(TASK DETAILS)
Determine the number of lines in the data below that hold "Consultar"; give nothing but that number.

(WORKING DATA)
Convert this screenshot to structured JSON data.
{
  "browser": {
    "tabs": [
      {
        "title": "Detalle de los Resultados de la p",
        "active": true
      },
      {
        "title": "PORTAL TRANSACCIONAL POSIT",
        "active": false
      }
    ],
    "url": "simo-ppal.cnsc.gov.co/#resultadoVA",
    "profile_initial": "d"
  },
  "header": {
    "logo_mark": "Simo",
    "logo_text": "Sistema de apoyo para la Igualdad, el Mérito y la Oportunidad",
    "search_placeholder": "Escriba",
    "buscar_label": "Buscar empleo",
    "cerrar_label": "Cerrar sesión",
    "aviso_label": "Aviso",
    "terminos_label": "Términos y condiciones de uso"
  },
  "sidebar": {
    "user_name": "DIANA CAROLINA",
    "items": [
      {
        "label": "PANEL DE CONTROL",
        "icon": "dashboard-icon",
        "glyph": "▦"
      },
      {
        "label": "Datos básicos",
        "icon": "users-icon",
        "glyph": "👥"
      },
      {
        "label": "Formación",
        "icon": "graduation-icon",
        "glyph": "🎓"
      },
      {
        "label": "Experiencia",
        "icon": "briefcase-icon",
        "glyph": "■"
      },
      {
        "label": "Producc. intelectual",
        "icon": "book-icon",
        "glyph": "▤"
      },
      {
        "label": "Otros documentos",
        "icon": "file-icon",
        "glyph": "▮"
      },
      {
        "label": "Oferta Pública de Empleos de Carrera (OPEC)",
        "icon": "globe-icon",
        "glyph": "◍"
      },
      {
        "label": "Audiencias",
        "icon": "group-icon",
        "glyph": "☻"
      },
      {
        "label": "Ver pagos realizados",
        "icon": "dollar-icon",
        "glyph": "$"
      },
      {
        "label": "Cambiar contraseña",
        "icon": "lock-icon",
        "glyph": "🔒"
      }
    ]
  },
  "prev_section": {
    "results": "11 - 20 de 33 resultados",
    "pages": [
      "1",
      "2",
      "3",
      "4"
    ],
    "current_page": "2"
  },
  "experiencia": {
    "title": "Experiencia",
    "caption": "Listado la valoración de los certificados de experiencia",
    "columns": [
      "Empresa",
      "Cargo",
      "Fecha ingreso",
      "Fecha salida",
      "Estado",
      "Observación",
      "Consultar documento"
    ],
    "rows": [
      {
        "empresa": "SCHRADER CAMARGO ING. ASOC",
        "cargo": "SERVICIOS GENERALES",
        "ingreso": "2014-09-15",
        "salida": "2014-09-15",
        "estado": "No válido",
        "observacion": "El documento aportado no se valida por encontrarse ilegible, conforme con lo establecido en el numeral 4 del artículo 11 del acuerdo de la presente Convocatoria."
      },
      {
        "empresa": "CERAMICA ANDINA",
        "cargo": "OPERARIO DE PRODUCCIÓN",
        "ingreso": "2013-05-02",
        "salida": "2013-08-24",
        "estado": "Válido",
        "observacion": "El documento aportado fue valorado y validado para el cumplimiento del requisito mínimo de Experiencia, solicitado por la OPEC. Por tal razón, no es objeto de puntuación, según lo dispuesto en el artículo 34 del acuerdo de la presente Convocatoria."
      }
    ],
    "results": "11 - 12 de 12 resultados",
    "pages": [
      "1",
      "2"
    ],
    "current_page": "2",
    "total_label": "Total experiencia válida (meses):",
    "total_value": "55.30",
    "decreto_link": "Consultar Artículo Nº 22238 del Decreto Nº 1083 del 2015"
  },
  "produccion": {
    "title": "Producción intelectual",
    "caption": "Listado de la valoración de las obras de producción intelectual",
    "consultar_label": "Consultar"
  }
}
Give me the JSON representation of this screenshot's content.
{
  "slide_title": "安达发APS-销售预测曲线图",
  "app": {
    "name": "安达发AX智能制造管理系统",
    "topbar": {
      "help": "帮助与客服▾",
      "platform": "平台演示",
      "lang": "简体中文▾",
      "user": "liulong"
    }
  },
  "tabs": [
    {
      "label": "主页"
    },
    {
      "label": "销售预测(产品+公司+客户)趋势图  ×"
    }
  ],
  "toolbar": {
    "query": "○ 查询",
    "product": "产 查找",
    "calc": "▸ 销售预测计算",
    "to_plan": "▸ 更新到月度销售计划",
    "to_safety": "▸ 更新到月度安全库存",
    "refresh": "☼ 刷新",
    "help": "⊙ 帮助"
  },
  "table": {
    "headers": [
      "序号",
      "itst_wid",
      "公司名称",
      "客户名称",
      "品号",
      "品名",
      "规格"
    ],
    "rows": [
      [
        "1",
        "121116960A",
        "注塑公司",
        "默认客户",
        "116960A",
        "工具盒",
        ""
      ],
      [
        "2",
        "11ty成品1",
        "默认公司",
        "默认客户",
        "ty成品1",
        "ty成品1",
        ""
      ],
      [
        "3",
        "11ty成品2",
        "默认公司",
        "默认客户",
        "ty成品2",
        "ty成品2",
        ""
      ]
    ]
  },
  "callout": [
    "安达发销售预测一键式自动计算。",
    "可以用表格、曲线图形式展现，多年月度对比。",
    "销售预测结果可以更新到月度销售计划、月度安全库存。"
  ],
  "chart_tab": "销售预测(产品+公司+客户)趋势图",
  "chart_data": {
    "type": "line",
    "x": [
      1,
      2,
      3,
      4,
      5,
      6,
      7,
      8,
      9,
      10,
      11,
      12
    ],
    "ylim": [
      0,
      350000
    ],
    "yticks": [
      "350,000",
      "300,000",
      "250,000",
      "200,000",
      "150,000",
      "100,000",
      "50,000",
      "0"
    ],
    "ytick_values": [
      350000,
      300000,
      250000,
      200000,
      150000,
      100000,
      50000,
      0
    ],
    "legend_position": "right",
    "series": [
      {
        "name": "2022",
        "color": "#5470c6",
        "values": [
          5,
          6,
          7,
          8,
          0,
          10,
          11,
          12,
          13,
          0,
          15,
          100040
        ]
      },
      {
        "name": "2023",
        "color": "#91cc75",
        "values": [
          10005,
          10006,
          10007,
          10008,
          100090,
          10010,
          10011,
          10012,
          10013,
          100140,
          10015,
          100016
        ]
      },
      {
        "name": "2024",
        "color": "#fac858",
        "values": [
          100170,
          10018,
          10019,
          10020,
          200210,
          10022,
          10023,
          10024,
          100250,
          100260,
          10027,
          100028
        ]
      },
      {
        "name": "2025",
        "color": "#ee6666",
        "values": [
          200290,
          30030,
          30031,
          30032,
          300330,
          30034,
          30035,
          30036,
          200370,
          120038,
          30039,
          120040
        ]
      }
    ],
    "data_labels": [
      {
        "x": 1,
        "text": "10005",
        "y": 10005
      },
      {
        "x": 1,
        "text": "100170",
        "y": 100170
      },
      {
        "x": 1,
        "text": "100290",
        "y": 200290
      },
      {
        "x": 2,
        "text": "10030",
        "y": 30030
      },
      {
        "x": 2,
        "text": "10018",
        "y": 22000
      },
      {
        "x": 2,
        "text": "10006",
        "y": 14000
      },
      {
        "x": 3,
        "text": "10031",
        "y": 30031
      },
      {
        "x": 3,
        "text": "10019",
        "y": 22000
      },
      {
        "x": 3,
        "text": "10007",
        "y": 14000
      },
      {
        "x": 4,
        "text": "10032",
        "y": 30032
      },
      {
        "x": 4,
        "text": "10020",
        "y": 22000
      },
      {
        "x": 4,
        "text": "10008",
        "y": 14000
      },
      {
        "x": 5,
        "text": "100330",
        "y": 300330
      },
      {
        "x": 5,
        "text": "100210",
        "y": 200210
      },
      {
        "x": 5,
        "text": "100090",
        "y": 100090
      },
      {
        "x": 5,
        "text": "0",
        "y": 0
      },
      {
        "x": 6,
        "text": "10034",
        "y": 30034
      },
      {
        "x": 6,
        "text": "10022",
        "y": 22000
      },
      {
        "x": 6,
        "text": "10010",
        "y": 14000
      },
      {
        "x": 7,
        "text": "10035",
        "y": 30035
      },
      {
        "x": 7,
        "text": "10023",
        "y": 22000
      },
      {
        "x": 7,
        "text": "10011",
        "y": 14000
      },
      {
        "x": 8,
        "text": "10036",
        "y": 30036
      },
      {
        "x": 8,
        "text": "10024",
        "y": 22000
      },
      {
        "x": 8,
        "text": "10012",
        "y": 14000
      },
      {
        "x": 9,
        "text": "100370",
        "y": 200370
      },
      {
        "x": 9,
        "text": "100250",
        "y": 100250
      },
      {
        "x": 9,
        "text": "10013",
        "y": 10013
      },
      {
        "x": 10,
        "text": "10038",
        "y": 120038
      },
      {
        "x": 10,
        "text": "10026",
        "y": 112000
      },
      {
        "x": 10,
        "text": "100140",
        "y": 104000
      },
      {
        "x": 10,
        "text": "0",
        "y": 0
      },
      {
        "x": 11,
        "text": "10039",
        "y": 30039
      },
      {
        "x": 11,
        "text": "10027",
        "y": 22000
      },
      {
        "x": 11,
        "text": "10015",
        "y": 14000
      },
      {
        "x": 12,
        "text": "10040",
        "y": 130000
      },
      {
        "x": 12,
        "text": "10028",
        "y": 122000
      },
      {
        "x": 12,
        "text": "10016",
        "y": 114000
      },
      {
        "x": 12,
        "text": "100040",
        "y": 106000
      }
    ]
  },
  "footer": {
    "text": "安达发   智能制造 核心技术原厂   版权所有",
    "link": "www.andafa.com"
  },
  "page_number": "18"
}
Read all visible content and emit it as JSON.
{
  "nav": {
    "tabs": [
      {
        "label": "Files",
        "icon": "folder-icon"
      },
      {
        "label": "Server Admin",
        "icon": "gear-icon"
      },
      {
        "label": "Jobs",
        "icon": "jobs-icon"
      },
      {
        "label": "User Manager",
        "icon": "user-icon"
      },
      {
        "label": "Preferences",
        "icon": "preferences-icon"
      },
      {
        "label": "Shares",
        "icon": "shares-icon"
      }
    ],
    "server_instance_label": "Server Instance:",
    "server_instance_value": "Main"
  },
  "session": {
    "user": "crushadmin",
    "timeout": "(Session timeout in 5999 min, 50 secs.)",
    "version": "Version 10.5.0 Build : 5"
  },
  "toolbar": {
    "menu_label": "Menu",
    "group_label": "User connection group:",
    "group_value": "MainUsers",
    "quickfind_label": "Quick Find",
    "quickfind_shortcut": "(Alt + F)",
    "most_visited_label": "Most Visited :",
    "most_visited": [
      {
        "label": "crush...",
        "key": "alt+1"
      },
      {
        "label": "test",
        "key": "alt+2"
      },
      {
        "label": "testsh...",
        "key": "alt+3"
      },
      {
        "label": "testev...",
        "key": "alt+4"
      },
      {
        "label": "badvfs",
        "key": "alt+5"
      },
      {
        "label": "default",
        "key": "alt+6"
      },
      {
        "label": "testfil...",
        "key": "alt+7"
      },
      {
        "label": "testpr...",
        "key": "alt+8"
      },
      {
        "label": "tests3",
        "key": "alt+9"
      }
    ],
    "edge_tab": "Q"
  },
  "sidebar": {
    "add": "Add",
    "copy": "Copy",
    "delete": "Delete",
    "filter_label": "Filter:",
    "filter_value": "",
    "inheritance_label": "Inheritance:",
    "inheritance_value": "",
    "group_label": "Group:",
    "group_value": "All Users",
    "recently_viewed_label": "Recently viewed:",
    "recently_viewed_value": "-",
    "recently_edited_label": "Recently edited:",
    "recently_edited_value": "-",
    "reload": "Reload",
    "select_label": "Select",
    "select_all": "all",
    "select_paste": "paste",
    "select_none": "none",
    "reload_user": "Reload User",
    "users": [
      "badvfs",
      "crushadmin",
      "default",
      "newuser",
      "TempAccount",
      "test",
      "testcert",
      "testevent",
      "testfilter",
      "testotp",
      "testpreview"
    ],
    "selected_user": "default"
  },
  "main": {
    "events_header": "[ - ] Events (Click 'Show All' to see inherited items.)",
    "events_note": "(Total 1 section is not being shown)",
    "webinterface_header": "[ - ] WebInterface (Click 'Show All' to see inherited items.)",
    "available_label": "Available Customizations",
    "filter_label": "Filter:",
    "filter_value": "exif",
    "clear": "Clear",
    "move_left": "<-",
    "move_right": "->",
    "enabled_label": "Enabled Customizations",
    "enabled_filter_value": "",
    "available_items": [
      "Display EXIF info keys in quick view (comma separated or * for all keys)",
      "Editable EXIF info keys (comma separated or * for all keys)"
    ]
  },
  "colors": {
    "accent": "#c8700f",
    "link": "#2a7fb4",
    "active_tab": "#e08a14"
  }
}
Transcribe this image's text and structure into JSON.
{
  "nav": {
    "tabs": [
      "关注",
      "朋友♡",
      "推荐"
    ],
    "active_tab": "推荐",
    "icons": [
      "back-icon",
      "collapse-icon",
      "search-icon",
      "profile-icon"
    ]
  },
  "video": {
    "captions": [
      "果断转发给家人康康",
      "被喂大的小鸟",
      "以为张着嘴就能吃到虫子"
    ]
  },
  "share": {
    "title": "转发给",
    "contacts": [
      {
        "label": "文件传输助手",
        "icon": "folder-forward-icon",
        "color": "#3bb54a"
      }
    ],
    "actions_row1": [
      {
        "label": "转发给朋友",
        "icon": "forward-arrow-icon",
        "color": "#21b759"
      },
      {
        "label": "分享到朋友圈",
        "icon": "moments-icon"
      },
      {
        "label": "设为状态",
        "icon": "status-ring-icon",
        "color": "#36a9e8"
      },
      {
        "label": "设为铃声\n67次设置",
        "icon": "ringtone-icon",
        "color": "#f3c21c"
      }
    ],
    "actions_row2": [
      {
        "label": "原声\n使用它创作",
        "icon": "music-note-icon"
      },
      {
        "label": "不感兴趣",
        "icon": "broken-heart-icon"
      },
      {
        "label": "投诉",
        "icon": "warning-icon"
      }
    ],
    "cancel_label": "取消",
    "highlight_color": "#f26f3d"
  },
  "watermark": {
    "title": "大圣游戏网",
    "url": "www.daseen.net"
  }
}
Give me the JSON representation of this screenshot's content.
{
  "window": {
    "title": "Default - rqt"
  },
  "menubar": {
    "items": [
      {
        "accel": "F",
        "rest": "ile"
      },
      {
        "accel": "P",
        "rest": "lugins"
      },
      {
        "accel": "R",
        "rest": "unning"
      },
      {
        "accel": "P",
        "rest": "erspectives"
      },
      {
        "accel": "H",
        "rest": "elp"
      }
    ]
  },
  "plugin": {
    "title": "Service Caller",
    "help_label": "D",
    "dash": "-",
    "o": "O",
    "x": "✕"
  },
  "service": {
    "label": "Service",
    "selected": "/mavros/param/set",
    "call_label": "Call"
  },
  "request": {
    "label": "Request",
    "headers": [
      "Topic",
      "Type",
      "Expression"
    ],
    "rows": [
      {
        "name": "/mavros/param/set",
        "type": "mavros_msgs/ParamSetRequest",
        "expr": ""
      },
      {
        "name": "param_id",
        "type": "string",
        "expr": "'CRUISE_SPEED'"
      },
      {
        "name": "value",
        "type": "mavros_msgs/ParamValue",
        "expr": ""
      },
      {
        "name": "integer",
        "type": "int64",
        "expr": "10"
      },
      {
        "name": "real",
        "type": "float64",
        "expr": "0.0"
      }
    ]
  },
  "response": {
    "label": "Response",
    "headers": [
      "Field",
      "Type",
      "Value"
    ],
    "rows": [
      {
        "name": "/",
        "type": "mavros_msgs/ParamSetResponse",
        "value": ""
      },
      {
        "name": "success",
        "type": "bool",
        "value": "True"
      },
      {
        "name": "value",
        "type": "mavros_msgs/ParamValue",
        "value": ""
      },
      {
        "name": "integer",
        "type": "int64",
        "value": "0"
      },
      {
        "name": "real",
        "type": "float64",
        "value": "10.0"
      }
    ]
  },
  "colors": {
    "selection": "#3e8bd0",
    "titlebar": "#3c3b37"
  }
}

(RESULT BELOW)
3